### [What is being asked]
Set the entries down once more, exactly as they are worded.

────

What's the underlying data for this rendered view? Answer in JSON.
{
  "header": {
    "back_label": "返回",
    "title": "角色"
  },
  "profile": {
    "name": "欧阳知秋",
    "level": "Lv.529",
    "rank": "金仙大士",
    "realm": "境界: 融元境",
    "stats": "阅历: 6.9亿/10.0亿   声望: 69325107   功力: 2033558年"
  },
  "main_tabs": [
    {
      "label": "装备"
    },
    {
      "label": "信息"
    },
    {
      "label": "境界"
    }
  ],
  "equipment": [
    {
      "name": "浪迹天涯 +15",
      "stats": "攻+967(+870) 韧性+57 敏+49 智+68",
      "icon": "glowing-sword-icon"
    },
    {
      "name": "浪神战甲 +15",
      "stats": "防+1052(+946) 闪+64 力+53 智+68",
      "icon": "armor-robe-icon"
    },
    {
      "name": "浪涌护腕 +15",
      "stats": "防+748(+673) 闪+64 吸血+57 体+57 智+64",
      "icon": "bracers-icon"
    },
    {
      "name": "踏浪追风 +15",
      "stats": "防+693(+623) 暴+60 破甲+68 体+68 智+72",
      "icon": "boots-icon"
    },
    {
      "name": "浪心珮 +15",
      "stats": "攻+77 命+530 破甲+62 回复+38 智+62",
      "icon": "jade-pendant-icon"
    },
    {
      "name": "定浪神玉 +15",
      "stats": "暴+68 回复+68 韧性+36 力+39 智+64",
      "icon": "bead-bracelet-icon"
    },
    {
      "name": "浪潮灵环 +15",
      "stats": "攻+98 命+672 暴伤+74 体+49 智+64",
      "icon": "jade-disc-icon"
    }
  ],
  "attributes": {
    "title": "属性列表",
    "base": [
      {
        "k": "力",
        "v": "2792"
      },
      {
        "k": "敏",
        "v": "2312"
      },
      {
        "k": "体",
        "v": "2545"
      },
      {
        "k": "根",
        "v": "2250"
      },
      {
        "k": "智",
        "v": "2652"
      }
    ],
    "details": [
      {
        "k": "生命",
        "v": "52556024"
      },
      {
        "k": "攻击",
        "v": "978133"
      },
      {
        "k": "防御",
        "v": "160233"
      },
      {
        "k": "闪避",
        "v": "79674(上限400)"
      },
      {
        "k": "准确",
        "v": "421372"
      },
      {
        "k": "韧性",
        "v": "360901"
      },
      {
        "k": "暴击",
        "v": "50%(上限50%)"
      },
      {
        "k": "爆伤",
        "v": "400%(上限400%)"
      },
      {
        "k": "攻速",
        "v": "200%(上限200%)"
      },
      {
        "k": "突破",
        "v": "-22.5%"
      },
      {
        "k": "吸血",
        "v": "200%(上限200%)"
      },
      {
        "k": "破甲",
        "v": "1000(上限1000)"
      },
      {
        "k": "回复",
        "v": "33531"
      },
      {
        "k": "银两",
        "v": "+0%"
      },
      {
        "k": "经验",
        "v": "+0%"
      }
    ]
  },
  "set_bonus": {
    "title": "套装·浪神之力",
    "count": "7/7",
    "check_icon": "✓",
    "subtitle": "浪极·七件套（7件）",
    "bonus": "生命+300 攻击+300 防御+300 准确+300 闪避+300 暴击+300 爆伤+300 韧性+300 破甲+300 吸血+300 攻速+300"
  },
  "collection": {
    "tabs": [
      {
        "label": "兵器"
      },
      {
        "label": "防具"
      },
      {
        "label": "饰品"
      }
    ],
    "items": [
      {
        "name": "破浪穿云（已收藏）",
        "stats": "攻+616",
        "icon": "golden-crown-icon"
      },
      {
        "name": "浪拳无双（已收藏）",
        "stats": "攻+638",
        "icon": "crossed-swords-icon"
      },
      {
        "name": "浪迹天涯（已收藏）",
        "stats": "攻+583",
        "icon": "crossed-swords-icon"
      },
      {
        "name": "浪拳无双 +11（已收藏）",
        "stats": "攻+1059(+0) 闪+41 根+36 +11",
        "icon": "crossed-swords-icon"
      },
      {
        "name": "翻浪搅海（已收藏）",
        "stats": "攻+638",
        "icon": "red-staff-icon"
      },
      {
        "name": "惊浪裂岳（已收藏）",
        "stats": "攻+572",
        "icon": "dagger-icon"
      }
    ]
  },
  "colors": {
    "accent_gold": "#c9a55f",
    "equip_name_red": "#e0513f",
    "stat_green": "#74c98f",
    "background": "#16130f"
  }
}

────

### [Exercise answer]
What's the underlying data for this rendered view? Answer in JSON.
{
  "header": {
    "back_label": "返回",
    "title": "角色"
  },
  "profile": {
    "name": "欧阳知秋",
    "level": "Lv.529",
    "rank": "金仙大士",
    "realm": "境界: 融元境",
    "stats": "阅历: 6.9亿/10.0亿   声望: 69325107   功力: 2033558年"
  },
  "main_tabs": [
    {
      "label": "装备"
    },
    {
      "label": "信息"
    },
    {
      "label": "境界"
    }
  ],
  "equipment": [
    {
      "name": "浪迹天涯 +15",
      "stats": "攻+967(+870) 韧性+57 敏+49 智+68",
      "icon": "glowing-sword-icon"
    },
    {
      "name": "浪神战甲 +15",
      "stats": "防+1052(+946) 闪+64 力+53 智+68",
      "icon": "armor-robe-icon"
    },
    {
      "name": "浪涌护腕 +15",
      "stats": "防+748(+673) 闪+64 吸血+57 体+57 智+64",
      "icon": "bracers-icon"
    },
    {
      "name": "踏浪追风 +15",
      "stats": "防+693(+623) 暴+60 破甲+68 体+68 智+72",
      "icon": "boots-icon"
    },
    {
      "name": "浪心珮 +15",
      "stats": "攻+77 命+530 破甲+62 回复+38 智+62",
      "icon": "jade-pendant-icon"
    },
    {
      "name": "定浪神玉 +15",
      "stats": "暴+68 回复+68 韧性+36 力+39 智+64",
      "icon": "bead-bracelet-icon"
    },
    {
      "name": "浪潮灵环 +15",
      "stats": "攻+98 命+672 暴伤+74 体+49 智+64",
      "icon": "jade-disc-icon"
    }
  ],
  "attributes": {
    "title": "属性列表",
    "base": [
      {
        "k": "力",
        "v": "2792"
      },
      {
        "k": "敏",
        "v": "2312"
      },
      {
        "k": "体",
        "v": "2545"
      },
      {
        "k": "根",
        "v": "2250"
      },
      {
        "k": "智",
        "v": "2652"
      }
    ],
    "details": [
      {
        "k": "生命",
        "v": "52556024"
      },
      {
        "k": "攻击",
        "v": "978133"
      },
      {
        "k": "防御",
        "v": "160233"
      },
      {
        "k": "闪避",
        "v": "79674(上限400)"
      },
      {
        "k": "准确",
        "v": "421372"
      },
      {
        "k": "韧性",
        "v": "360901"
      },
      {
        "k": "暴击",
        "v": "50%(上限50%)"
      },
      {
        "k": "爆伤",
        "v": "400%(上限400%)"
      },
      {
        "k": "攻速",
        "v": "200%(上限200%)"
      },
      {
        "k": "突破",
        "v": "-22.5%"
      },
      {
        "k": "吸血",
        "v": "200%(上限200%)"
      },
      {
        "k": "破甲",
        "v": "1000(上限1000)"
      },
      {
        "k": "回复",
        "v": "33531"
      },
      {
        "k": "银两",
        "v": "+0%"
      },
      {
        "k": "经验",
        "v": "+0%"
      }
    ]
  },
  "set_bonus": {
    "title": "套装·浪神之力",
    "count": "7/7",
    "check_icon": "✓",
    "subtitle": "浪极·七件套（7件）",
    "bonus": "生命+300 攻击+300 防御+300 准确+300 闪避+300 暴击+300 爆伤+300 韧性+300 破甲+300 吸血+300 攻速+300"
  },
  "collection": {
    "tabs": [
      {
        "label": "兵器"
      },
      {
        "label": "防具"
      },
      {
        "label": "饰品"
      }
    ],
    "items": [
      {
        "name": "破浪穿云（已收藏）",
        "stats": "攻+616",
        "icon": "golden-crown-icon"
      },
      {
        "name": "浪拳无双（已收藏）",
        "stats": "攻+638",
        "icon": "crossed-swords-icon"
      },
      {
        "name": "浪迹天涯（已收藏）",
        "stats": "攻+583",
        "icon": "crossed-swords-icon"
      },
      {
        "name": "浪拳无双 +11（已收藏）",
        "stats": "攻+1059(+0) 闪+41 根+36 +11",
        "icon": "crossed-swords-icon"
      },
      {
        "name": "翻浪搅海（已收藏）",
        "stats": "攻+638",
        "icon": "red-staff-icon"
      },
      {
        "name": "惊浪裂岳（已收藏）",
        "stats": "攻+572",
        "icon": "dagger-icon"
      }
    ]
  },
  "colors": {
    "accent_gold": "#c9a55f",
    "equip_name_red": "#e0513f",
    "stat_green": "#74c98f",
    "background": "#16130f"
  }
}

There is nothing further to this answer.